Stop-loss order. As noted above, a stop-loss order is an automated trigger often used in making a risk-reward calculation. The investor puts it in place, with the order to sell the investment if it falls to a specific value. A stop-loss order essentially puts a floor on the amount of loss an investor is willing to take before selling an investment.
When using a stop-loss order, the amount of the loss the investor is willing to take is the amount used to calculate the risk-reward ratio rather than the full dollar amount invested.
Probability. The risk-reward ratio does not take into account other factors that impact investment decisions. Most notably, the ratio does not consider the probability of an investment paying off.
Take, for example, a $1,000 investment that could return a $1,000 gain, but the chances of that investment successfully delivering any returns is very low (perhaps there's only a 10% chance). The risk-reward ratio at 1-to-1 may indicate a low risk, but the risk is much higher when considering the probability.
Similarly, some projects may have a low probability of failing but are coupled with a low potential return on investment (ROI). Projects with more unknown factors may have a higher probability of failure but at the same time offer a significantly higher return if they are successful. Companies typically distribute their risk by investing in projects that fit in both categories. The ideal is a project with a low risk-reward ratio -- little risk of failure and a high potential for reward. However, that type of project tends to be rare.
Benefits and limitations of using risk-reward ratio
The risk-reward ratio helps investors (as well as project leaders) with risk management by doing the following:
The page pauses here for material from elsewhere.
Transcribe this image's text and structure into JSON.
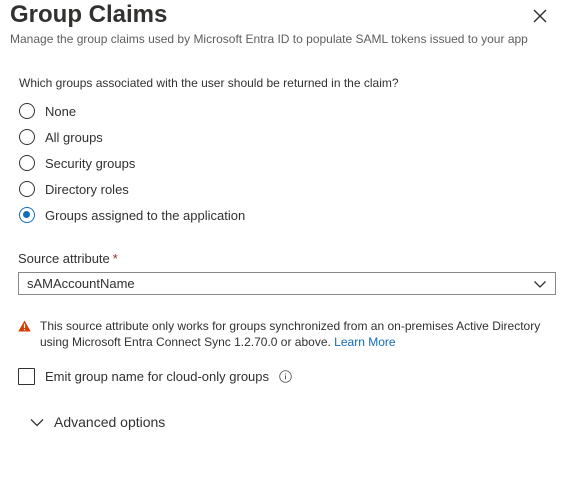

- Manage their risks by giving them a tool to evaluate and express the potential risk.
- Evaluate risks and rewards in an objective manner, as the risk-reward ratio -- a mathematical calculation -- removes subjective elements from the evaluation.
- Quickly recalculate risks against rewards if dynamics -- and values -- change.
The following are some drawbacks of the risk-reward calculation:
- It does not consider probability.
- The ratio depends upon the quality of the investor's research and ability to gauge risk.
- The risk-reward ratio does not incorporate other potential factors and calculations including, for example, the possibility in making trades that the stock does not fluctuate.
So while the risk-reward ratio can help calculate and compare investment risks, the figure in and of itself is not considered adequate for determining worthwhile investments.